> _Your objective_: Return all of the entries exactly as written.

> _Input records_:

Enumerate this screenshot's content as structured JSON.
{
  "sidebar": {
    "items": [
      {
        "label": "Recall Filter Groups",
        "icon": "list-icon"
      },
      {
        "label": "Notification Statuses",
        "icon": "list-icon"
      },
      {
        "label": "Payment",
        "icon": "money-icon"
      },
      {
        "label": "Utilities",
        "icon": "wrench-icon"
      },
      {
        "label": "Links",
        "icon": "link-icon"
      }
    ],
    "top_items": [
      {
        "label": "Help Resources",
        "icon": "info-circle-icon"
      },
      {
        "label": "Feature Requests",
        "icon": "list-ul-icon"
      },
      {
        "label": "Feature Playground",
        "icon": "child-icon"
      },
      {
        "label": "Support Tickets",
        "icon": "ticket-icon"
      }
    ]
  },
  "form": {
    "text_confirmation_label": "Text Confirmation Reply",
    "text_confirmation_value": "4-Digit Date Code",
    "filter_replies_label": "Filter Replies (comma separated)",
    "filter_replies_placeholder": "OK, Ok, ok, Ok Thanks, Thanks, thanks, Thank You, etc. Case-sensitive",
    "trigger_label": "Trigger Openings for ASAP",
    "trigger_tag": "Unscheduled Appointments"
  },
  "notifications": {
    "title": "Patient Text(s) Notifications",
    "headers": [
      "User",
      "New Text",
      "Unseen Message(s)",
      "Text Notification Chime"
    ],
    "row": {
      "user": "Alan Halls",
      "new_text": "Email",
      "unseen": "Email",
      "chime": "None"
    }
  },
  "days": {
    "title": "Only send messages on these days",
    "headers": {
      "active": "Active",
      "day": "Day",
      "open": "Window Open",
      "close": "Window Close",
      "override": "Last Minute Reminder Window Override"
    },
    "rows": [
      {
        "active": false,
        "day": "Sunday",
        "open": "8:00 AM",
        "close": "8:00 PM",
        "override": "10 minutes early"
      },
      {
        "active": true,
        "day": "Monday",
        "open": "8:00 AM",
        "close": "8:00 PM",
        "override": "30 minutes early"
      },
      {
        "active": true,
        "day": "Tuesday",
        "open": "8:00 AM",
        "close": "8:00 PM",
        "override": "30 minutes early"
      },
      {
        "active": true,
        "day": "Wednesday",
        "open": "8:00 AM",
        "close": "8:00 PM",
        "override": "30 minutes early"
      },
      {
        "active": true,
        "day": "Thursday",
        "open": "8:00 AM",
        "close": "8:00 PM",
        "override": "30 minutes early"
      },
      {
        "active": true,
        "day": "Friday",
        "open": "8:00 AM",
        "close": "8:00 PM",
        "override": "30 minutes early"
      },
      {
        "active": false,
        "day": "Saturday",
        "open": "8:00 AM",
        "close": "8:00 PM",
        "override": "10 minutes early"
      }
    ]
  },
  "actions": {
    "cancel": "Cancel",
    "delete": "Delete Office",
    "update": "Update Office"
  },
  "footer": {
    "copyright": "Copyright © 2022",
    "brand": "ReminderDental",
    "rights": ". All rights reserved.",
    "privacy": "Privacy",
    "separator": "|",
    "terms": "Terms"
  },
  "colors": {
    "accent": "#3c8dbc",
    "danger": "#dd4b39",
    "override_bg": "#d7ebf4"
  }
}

> _Response below_:
Enumerate this screenshot's content as structured JSON.
{
  "sidebar": {
    "items": [
      {
        "label": "Recall Filter Groups",
        "icon": "list-icon"
      },
      {
        "label": "Notification Statuses",
        "icon": "list-icon"
      },
      {
        "label": "Payment",
        "icon": "money-icon"
      },
      {
        "label": "Utilities",
        "icon": "wrench-icon"
      },
      {
        "label": "Links",
        "icon": "link-icon"
      }
    ],
    "top_items": [
      {
        "label": "Help Resources",
        "icon": "info-circle-icon"
      },
      {
        "label": "Feature Requests",
        "icon": "list-ul-icon"
      },
      {
        "label": "Feature Playground",
        "icon": "child-icon"
      },
      {
        "label": "Support Tickets",
        "icon": "ticket-icon"
      }
    ]
  },
  "form": {
    "text_confirmation_label": "Text Confirmation Reply",
    "text_confirmation_value": "4-Digit Date Code",
    "filter_replies_label": "Filter Replies (comma separated)",
    "filter_replies_placeholder": "OK, Ok, ok, Ok Thanks, Thanks, thanks, Thank You, etc. Case-sensitive",
    "trigger_label": "Trigger Openings for ASAP",
    "trigger_tag": "Unscheduled Appointments"
  },
  "notifications": {
    "title": "Patient Text(s) Notifications",
    "headers": [
      "User",
      "New Text",
      "Unseen Message(s)",
      "Text Notification Chime"
    ],
    "row": {
      "user": "Alan Halls",
      "new_text": "Email",
      "unseen": "Email",
      "chime": "None"
    }
  },
  "days": {
    "title": "Only send messages on these days",
    "headers": {
      "active": "Active",
      "day": "Day",
      "open": "Window Open",
      "close": "Window Close",
      "override": "Last Minute Reminder Window Override"
    },
    "rows": [
      {
        "active": false,
        "day": "Sunday",
        "open": "8:00 AM",
        "close": "8:00 PM",
        "override": "10 minutes early"
      },
      {
        "active": true,
        "day": "Monday",
        "open": "8:00 AM",
        "close": "8:00 PM",
        "override": "30 minutes early"
      },
      {
        "active": true,
        "day": "Tuesday",
        "open": "8:00 AM",
        "close": "8:00 PM",
        "override": "30 minutes early"
      },
      {
        "active": true,
        "day": "Wednesday",
        "open": "8:00 AM",
        "close": "8:00 PM",
        "override": "30 minutes early"
      },
      {
        "active": true,
        "day": "Thursday",
        "open": "8:00 AM",
        "close": "8:00 PM",
        "override": "30 minutes early"
      },
      {
        "active": true,
        "day": "Friday",
        "open": "8:00 AM",
        "close": "8:00 PM",
        "override": "30 minutes early"
      },
      {
        "active": false,
        "day": "Saturday",
        "open": "8:00 AM",
        "close": "8:00 PM",
        "override": "10 minutes early"
      }
    ]
  },
  "actions": {
    "cancel": "Cancel",
    "delete": "Delete Office",
    "update": "Update Office"
  },
  "footer": {
    "copyright": "Copyright © 2022",
    "brand": "ReminderDental",
    "rights": ". All rights reserved.",
    "privacy": "Privacy",
    "separator": "|",
    "terms": "Terms"
  },
  "colors": {
    "accent": "#3c8dbc",
    "danger": "#dd4b39",
    "override_bg": "#d7ebf4"
  }
}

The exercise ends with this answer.